Records provided:
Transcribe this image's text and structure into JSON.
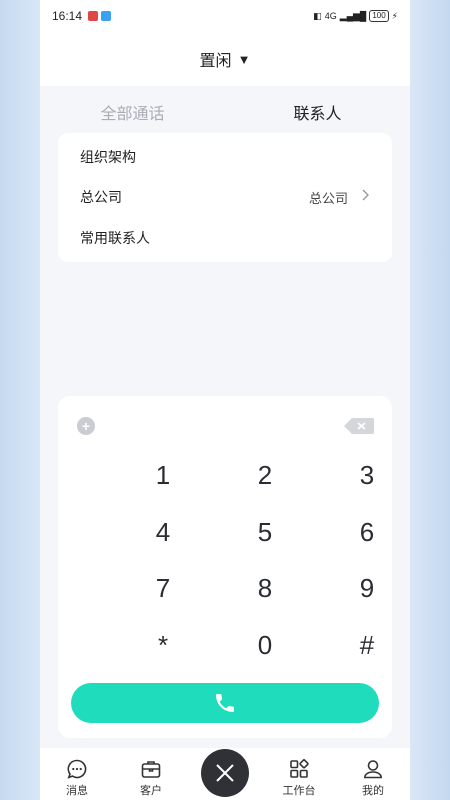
{
  "status_bar": {
    "time": "16:14",
    "network": "4G",
    "battery": "100"
  },
  "header": {
    "status_label": "置闲",
    "caret": "▼"
  },
  "tabs": [
    {
      "label": "全部通话",
      "active": false
    },
    {
      "label": "联系人",
      "active": true
    }
  ],
  "contacts": {
    "org_label": "组织架构",
    "company_label": "总公司",
    "company_value": "总公司",
    "frequent_label": "常用联系人"
  },
  "dialpad": {
    "keys": [
      "1",
      "2",
      "3",
      "4",
      "5",
      "6",
      "7",
      "8",
      "9",
      "*",
      "0",
      "#"
    ]
  },
  "bottom_nav": [
    {
      "label": "消息",
      "icon": "message-icon"
    },
    {
      "label": "客户",
      "icon": "briefcase-icon"
    },
    {
      "label": "",
      "icon": "close-icon"
    },
    {
      "label": "工作台",
      "icon": "grid-icon"
    },
    {
      "label": "我的",
      "icon": "user-icon"
    }
  ],
  "colors": {
    "accent": "#1fdcbd",
    "center_button": "#2f3137"
  }
}
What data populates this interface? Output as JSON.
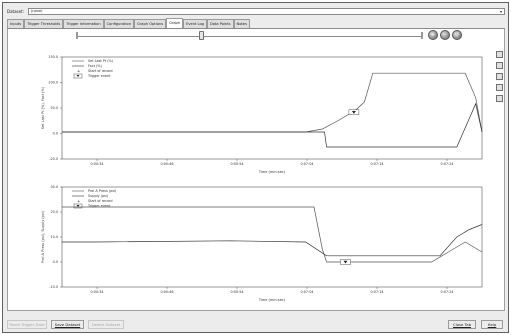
{
  "dataset": {
    "label": "Dataset:",
    "value": "(none)"
  },
  "tabs": [
    {
      "label": "Inputs",
      "active": false
    },
    {
      "label": "Trigger Thresholds",
      "active": false
    },
    {
      "label": "Trigger Information",
      "active": false
    },
    {
      "label": "Configuration",
      "active": false
    },
    {
      "label": "Graph Options",
      "active": false
    },
    {
      "label": "Graph",
      "active": true
    },
    {
      "label": "Event Log",
      "active": false
    },
    {
      "label": "Data Points",
      "active": false
    },
    {
      "label": "Notes",
      "active": false
    }
  ],
  "slider": {
    "position_fraction": 0.36
  },
  "toolbar_buttons": [
    {
      "icon": "zoom-in-icon"
    },
    {
      "icon": "zoom-out-icon"
    },
    {
      "icon": "zoom-reset-icon"
    }
  ],
  "side_icons": [
    "chart-icon",
    "grid-icon",
    "list-icon",
    "export-icon",
    "print-icon"
  ],
  "chart_data": [
    {
      "type": "line",
      "ylabel": "Set Last Pt (%), Fact (%)",
      "xlabel": "Time (mm:sec)",
      "ylim": [
        -20,
        150
      ],
      "yticks": [
        "150.0",
        "100.0",
        "50.0",
        "0.0",
        "-20.0"
      ],
      "xticks": [
        "0:00:34",
        "0:00:46",
        "0:00:54",
        "0:07:04",
        "0:07:14",
        "0:07:24"
      ],
      "legend": [
        "Set Last Pt (%)",
        "Fact (%)",
        "Start of record",
        "Trigger event"
      ],
      "legend_position": "top-left",
      "grid": false,
      "series": [
        {
          "name": "Set Last Pt (%)",
          "x": [
            0,
            0.58,
            0.62,
            0.66,
            0.7,
            0.72,
            0.74,
            0.96,
            0.985,
            1.0
          ],
          "y": [
            25,
            25,
            30,
            45,
            62,
            75,
            123,
            123,
            82,
            25
          ]
        },
        {
          "name": "Fact (%)",
          "x": [
            0,
            0.58,
            0.625,
            0.63,
            0.9,
            0.94,
            0.965,
            0.985,
            1.0
          ],
          "y": [
            25,
            25,
            25,
            0,
            0,
            0,
            40,
            72,
            25
          ]
        }
      ],
      "trigger_marker_x": 0.695
    },
    {
      "type": "line",
      "ylabel": "Prol A Press (psi), Supply (psi)",
      "xlabel": "Time (mm:sec)",
      "ylim": [
        -10,
        30
      ],
      "yticks": [
        "30.0",
        "20.0",
        "10.0",
        "0.0",
        "-10.0"
      ],
      "xticks": [
        "0:00:34",
        "0:00:46",
        "0:00:54",
        "0:07:04",
        "0:07:14",
        "0:07:24"
      ],
      "legend": [
        "Prol A Press (psi)",
        "Supply (psi)",
        "Start of record",
        "Trigger event"
      ],
      "legend_position": "top-left",
      "grid": false,
      "series": [
        {
          "name": "Prol A Press (psi)",
          "x": [
            0,
            0.5,
            0.6,
            0.6,
            0.62,
            0.63,
            0.88,
            0.92,
            0.96,
            1.0
          ],
          "y": [
            22,
            22,
            22,
            22,
            5,
            0,
            0,
            4,
            8,
            4
          ],
          "smoothing": "segment"
        },
        {
          "name": "Supply (psi)",
          "x": [
            0,
            0.08,
            0.4,
            0.58,
            0.63,
            0.9,
            0.94,
            0.97,
            1.0
          ],
          "y": [
            8,
            8,
            8.5,
            8,
            2.5,
            2.5,
            10,
            13,
            15
          ]
        }
      ],
      "trigger_marker_x": 0.675
    }
  ],
  "buttons": {
    "reset_trigger": "Reset Trigger Data",
    "save_dataset": "Save Dataset",
    "delete_dataset": "Delete Dataset",
    "close_tab": "Close Tab",
    "help": "Help"
  }
}
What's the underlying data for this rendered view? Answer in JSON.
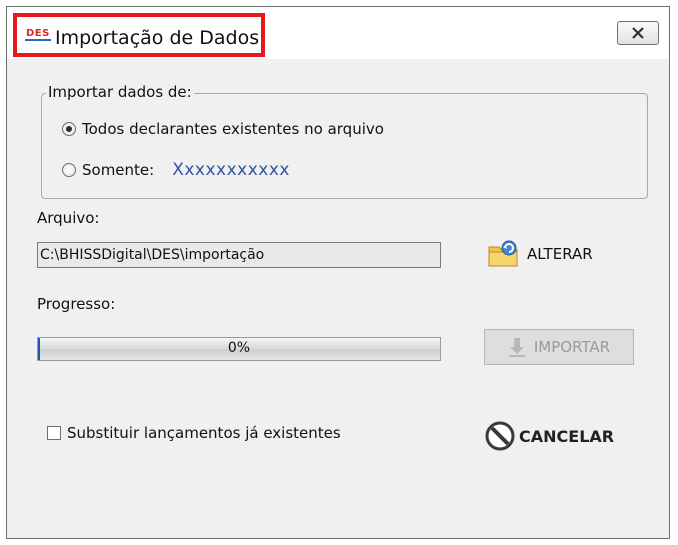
{
  "window": {
    "app_icon_text": "DES",
    "title": "Importação de Dados"
  },
  "import_group": {
    "legend": "Importar dados de:",
    "options": [
      {
        "label": "Todos declarantes existentes no arquivo",
        "checked": true
      },
      {
        "label": "Somente:",
        "checked": false,
        "value": "Xxxxxxxxxxx"
      }
    ]
  },
  "file": {
    "label": "Arquivo:",
    "path": "C:\\BHISSDigital\\DES\\importação",
    "change_button": "ALTERAR",
    "change_icon": "folder-refresh-icon"
  },
  "progress": {
    "label": "Progresso:",
    "percent_text": "0%",
    "value": 0
  },
  "import_button": {
    "label": "IMPORTAR",
    "enabled": false,
    "icon": "download-arrow-icon"
  },
  "replace_checkbox": {
    "label": "Substituir lançamentos já existentes",
    "checked": false
  },
  "cancel_button": {
    "label": "CANCELAR",
    "icon": "prohibited-icon"
  },
  "colors": {
    "highlight": "#e8171b",
    "somente_value": "#2f55a6",
    "progress_fill": "#1e57b8"
  }
}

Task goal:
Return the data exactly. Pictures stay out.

Reply to the task:
Transcribe this image's text and structure into JSON.
{
  "status_bar": {
    "time": "16:14",
    "network": "4G",
    "battery": "100"
  },
  "header": {
    "status_label": "置闲",
    "caret": "▼"
  },
  "tabs": [
    {
      "label": "全部通话",
      "active": false
    },
    {
      "label": "联系人",
      "active": true
    }
  ],
  "contacts": {
    "org_label": "组织架构",
    "company_label": "总公司",
    "company_value": "总公司",
    "frequent_label": "常用联系人"
  },
  "dialpad": {
    "keys": [
      "1",
      "2",
      "3",
      "4",
      "5",
      "6",
      "7",
      "8",
      "9",
      "*",
      "0",
      "#"
    ]
  },
  "bottom_nav": [
    {
      "label": "消息",
      "icon": "message-icon"
    },
    {
      "label": "客户",
      "icon": "briefcase-icon"
    },
    {
      "label": "",
      "icon": "close-icon"
    },
    {
      "label": "工作台",
      "icon": "grid-icon"
    },
    {
      "label": "我的",
      "icon": "user-icon"
    }
  ],
  "colors": {
    "accent": "#1fdcbd",
    "center_button": "#2f3137"
  }
}
What data populates this interface? Output as JSON.
{
  "dataset": {
    "label": "Dataset:",
    "value": "(none)"
  },
  "tabs": [
    {
      "label": "Inputs",
      "active": false
    },
    {
      "label": "Trigger Thresholds",
      "active": false
    },
    {
      "label": "Trigger Information",
      "active": false
    },
    {
      "label": "Configuration",
      "active": false
    },
    {
      "label": "Graph Options",
      "active": false
    },
    {
      "label": "Graph",
      "active": true
    },
    {
      "label": "Event Log",
      "active": false
    },
    {
      "label": "Data Points",
      "active": false
    },
    {
      "label": "Notes",
      "active": false
    }
  ],
  "slider": {
    "position_fraction": 0.36
  },
  "toolbar_buttons": [
    {
      "icon": "zoom-in-icon"
    },
    {
      "icon": "zoom-out-icon"
    },
    {
      "icon": "zoom-reset-icon"
    }
  ],
  "side_icons": [
    "chart-icon",
    "grid-icon",
    "list-icon",
    "export-icon",
    "print-icon"
  ],
  "chart_data": [
    {
      "type": "line",
      "ylabel": "Set Last Pt (%), Fact (%)",
      "xlabel": "Time (mm:sec)",
      "ylim": [
        -20,
        150
      ],
      "yticks": [
        "150.0",
        "100.0",
        "50.0",
        "0.0",
        "-20.0"
      ],
      "xticks": [
        "0:00:34",
        "0:00:46",
        "0:00:54",
        "0:07:04",
        "0:07:14",
        "0:07:24"
      ],
      "legend": [
        "Set Last Pt (%)",
        "Fact (%)",
        "Start of record",
        "Trigger event"
      ],
      "legend_position": "top-left",
      "grid": false,
      "series": [
        {
          "name": "Set Last Pt (%)",
          "x": [
            0,
            0.58,
            0.62,
            0.66,
            0.7,
            0.72,
            0.74,
            0.96,
            0.985,
            1.0
          ],
          "y": [
            25,
            25,
            30,
            45,
            62,
            75,
            123,
            123,
            82,
            25
          ]
        },
        {
          "name": "Fact (%)",
          "x": [
            0,
            0.58,
            0.625,
            0.63,
            0.9,
            0.94,
            0.965,
            0.985,
            1.0
          ],
          "y": [
            25,
            25,
            25,
            0,
            0,
            0,
            40,
            72,
            25
          ]
        }
      ],
      "trigger_marker_x": 0.695
    },
    {
      "type": "line",
      "ylabel": "Prol A Press (psi), Supply (psi)",
      "xlabel": "Time (mm:sec)",
      "ylim": [
        -10,
        30
      ],
      "yticks": [
        "30.0",
        "20.0",
        "10.0",
        "0.0",
        "-10.0"
      ],
      "xticks": [
        "0:00:34",
        "0:00:46",
        "0:00:54",
        "0:07:04",
        "0:07:14",
        "0:07:24"
      ],
      "legend": [
        "Prol A Press (psi)",
        "Supply (psi)",
        "Start of record",
        "Trigger event"
      ],
      "legend_position": "top-left",
      "grid": false,
      "series": [
        {
          "name": "Prol A Press (psi)",
          "x": [
            0,
            0.5,
            0.6,
            0.6,
            0.62,
            0.63,
            0.88,
            0.92,
            0.96,
            1.0
          ],
          "y": [
            22,
            22,
            22,
            22,
            5,
            0,
            0,
            4,
            8,
            4
          ],
          "smoothing": "segment"
        },
        {
          "name": "Supply (psi)",
          "x": [
            0,
            0.08,
            0.4,
            0.58,
            0.63,
            0.9,
            0.94,
            0.97,
            1.0
          ],
          "y": [
            8,
            8,
            8.5,
            8,
            2.5,
            2.5,
            10,
            13,
            15
          ]
        }
      ],
      "trigger_marker_x": 0.675
    }
  ],
  "buttons": {
    "reset_trigger": "Reset Trigger Data",
    "save_dataset": "Save Dataset",
    "delete_dataset": "Delete Dataset",
    "close_tab": "Close Tab",
    "help": "Help"
  }
}
What's the underlying data for this rendered view? Answer in JSON.
{
  "window": {
    "app_icon_text": "DES",
    "title": "Importação de Dados"
  },
  "import_group": {
    "legend": "Importar dados de:",
    "options": [
      {
        "label": "Todos declarantes existentes no arquivo",
        "checked": true
      },
      {
        "label": "Somente:",
        "checked": false,
        "value": "Xxxxxxxxxxx"
      }
    ]
  },
  "file": {
    "label": "Arquivo:",
    "path": "C:\\BHISSDigital\\DES\\importação",
    "change_button": "ALTERAR",
    "change_icon": "folder-refresh-icon"
  },
  "progress": {
    "label": "Progresso:",
    "percent_text": "0%",
    "value": 0
  },
  "import_button": {
    "label": "IMPORTAR",
    "enabled": false,
    "icon": "download-arrow-icon"
  },
  "replace_checkbox": {
    "label": "Substituir lançamentos já existentes",
    "checked": false
  },
  "cancel_button": {
    "label": "CANCELAR",
    "icon": "prohibited-icon"
  },
  "colors": {
    "highlight": "#e8171b",
    "somente_value": "#2f55a6",
    "progress_fill": "#1e57b8"
  }
}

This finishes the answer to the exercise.